Exercise brief: Could you filter the material and copy every line where the word "heart" occurs?

Provided data:
+--
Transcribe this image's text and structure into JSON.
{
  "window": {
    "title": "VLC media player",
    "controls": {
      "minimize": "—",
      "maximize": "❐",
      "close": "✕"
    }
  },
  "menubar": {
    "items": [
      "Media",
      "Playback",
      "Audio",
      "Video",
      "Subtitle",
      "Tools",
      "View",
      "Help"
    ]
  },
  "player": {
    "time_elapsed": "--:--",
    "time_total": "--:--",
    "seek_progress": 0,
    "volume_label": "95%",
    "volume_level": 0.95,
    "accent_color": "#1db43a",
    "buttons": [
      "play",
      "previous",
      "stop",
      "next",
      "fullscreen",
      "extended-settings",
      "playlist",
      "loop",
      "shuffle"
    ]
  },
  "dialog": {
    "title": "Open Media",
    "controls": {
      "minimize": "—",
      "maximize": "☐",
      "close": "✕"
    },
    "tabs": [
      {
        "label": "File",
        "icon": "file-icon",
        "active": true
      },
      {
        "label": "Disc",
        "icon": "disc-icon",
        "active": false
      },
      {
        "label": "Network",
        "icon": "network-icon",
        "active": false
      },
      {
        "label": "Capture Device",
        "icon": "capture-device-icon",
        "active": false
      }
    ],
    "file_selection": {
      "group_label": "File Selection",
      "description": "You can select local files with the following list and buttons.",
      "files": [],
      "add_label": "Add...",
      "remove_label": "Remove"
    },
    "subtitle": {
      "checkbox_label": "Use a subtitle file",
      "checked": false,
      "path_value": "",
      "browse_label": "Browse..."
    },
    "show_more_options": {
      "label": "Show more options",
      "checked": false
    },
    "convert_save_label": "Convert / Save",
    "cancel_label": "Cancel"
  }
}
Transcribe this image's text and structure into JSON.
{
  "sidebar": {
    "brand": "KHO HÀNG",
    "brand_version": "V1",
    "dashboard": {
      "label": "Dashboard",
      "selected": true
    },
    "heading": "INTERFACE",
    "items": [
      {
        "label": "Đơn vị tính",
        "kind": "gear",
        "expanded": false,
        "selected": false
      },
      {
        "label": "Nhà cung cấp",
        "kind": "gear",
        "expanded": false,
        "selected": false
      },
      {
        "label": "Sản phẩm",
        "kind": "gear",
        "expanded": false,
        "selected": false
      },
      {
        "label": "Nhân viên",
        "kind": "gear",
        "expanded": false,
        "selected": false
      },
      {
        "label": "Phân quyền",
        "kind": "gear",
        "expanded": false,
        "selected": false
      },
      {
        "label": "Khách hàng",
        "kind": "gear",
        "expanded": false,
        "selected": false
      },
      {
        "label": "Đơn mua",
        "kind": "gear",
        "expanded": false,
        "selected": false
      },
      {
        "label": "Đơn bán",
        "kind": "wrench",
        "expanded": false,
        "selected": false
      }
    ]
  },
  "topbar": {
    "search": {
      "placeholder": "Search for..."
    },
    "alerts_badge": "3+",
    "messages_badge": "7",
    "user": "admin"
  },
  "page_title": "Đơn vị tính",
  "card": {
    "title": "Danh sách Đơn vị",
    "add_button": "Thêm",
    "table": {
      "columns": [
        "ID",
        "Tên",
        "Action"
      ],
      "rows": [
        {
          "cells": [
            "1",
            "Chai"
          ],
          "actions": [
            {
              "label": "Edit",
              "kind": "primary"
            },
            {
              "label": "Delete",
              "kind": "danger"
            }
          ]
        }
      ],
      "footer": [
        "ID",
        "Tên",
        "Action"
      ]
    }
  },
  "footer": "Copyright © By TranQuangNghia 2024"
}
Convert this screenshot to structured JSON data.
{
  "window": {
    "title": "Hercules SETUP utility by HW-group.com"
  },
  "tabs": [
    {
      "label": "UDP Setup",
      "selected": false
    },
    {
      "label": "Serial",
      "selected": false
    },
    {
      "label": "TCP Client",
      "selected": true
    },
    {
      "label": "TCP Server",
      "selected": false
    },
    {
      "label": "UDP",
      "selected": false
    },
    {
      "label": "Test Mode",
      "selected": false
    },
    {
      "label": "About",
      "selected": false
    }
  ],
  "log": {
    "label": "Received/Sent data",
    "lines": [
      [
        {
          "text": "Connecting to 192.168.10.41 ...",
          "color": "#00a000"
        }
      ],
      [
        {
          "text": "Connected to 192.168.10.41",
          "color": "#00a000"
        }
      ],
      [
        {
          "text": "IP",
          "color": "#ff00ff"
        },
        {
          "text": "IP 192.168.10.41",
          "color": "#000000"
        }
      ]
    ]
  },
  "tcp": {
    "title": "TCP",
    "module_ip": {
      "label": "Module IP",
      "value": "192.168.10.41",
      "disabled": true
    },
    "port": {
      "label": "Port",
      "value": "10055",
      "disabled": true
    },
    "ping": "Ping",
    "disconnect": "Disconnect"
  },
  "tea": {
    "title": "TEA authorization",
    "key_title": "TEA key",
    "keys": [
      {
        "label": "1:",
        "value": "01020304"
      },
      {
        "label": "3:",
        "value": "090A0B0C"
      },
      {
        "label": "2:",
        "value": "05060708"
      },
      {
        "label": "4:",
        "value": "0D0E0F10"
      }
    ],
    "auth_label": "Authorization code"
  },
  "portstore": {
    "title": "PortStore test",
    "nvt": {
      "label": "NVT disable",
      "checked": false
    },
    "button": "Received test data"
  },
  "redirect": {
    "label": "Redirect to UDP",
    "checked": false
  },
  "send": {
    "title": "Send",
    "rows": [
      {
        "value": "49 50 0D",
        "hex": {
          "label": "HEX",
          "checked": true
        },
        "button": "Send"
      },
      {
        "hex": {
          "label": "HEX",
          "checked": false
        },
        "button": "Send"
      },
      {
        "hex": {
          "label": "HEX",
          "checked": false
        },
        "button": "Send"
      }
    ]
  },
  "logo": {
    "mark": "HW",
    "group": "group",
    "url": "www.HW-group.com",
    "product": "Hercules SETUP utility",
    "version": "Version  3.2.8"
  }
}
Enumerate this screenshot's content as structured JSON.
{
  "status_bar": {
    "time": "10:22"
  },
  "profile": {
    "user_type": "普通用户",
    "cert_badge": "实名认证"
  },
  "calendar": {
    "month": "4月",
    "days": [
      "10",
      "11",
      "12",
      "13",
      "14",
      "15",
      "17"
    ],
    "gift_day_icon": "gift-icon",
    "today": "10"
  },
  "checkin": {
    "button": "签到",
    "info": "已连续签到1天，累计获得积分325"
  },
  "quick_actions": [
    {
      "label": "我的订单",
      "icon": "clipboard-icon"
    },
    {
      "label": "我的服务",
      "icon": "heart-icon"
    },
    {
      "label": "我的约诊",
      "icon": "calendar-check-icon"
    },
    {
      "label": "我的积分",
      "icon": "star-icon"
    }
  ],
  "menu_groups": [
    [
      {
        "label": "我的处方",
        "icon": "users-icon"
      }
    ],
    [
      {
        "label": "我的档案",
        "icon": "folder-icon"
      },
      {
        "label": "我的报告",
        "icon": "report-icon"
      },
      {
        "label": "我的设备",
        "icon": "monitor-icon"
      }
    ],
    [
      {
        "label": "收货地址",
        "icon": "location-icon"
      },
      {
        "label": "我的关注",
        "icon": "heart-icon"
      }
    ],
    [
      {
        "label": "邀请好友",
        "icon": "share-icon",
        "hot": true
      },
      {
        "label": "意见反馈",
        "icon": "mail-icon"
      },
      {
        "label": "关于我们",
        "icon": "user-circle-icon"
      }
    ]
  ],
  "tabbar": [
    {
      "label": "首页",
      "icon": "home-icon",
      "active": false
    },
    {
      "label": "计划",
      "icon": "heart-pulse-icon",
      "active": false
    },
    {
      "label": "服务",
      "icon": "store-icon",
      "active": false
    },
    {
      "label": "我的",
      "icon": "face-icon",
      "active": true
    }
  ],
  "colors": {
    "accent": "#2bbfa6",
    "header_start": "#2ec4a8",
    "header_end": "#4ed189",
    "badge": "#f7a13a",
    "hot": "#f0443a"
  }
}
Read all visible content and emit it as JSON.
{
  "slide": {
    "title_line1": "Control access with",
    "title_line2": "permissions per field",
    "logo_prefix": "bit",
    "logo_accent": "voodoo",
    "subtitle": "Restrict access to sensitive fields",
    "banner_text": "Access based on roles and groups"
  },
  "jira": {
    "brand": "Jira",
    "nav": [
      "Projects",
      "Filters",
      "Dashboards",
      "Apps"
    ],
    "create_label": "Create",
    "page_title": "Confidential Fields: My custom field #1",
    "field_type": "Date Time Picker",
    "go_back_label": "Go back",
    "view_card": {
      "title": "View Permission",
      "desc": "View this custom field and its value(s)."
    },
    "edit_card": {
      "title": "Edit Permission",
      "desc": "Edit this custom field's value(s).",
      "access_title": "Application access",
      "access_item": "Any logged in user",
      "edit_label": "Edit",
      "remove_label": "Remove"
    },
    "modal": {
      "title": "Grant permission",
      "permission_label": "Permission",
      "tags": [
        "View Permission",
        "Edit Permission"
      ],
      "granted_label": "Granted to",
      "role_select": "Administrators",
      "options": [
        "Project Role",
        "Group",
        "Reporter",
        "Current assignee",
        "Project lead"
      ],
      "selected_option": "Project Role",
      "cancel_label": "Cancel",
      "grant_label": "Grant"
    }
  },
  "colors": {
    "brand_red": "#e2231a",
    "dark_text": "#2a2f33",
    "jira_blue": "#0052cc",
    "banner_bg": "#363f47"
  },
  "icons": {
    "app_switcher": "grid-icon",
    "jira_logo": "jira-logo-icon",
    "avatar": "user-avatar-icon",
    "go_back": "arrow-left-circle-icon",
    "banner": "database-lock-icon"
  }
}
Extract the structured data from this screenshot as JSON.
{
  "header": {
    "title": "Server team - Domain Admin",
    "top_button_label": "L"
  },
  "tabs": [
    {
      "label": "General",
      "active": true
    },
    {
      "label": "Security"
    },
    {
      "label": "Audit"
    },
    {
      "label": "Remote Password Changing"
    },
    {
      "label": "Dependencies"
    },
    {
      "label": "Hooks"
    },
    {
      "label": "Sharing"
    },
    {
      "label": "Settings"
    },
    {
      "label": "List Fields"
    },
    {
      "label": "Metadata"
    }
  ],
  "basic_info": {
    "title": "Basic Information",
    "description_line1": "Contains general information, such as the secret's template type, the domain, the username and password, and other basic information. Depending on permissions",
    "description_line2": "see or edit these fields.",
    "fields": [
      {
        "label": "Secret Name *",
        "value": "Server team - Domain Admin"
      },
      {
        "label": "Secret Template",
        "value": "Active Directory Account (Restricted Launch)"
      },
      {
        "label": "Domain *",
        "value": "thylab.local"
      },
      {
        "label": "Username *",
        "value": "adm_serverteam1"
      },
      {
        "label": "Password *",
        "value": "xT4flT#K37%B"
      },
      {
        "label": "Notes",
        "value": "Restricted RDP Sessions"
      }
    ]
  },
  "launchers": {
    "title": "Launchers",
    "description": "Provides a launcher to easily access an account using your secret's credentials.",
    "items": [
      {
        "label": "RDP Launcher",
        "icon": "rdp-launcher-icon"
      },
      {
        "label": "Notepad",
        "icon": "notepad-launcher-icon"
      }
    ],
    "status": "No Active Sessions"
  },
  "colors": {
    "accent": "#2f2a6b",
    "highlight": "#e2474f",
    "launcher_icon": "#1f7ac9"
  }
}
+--
Task result:
      "icon": "heart-icon"
        "icon": "heart-icon"
      "icon": "heart-pulse-icon",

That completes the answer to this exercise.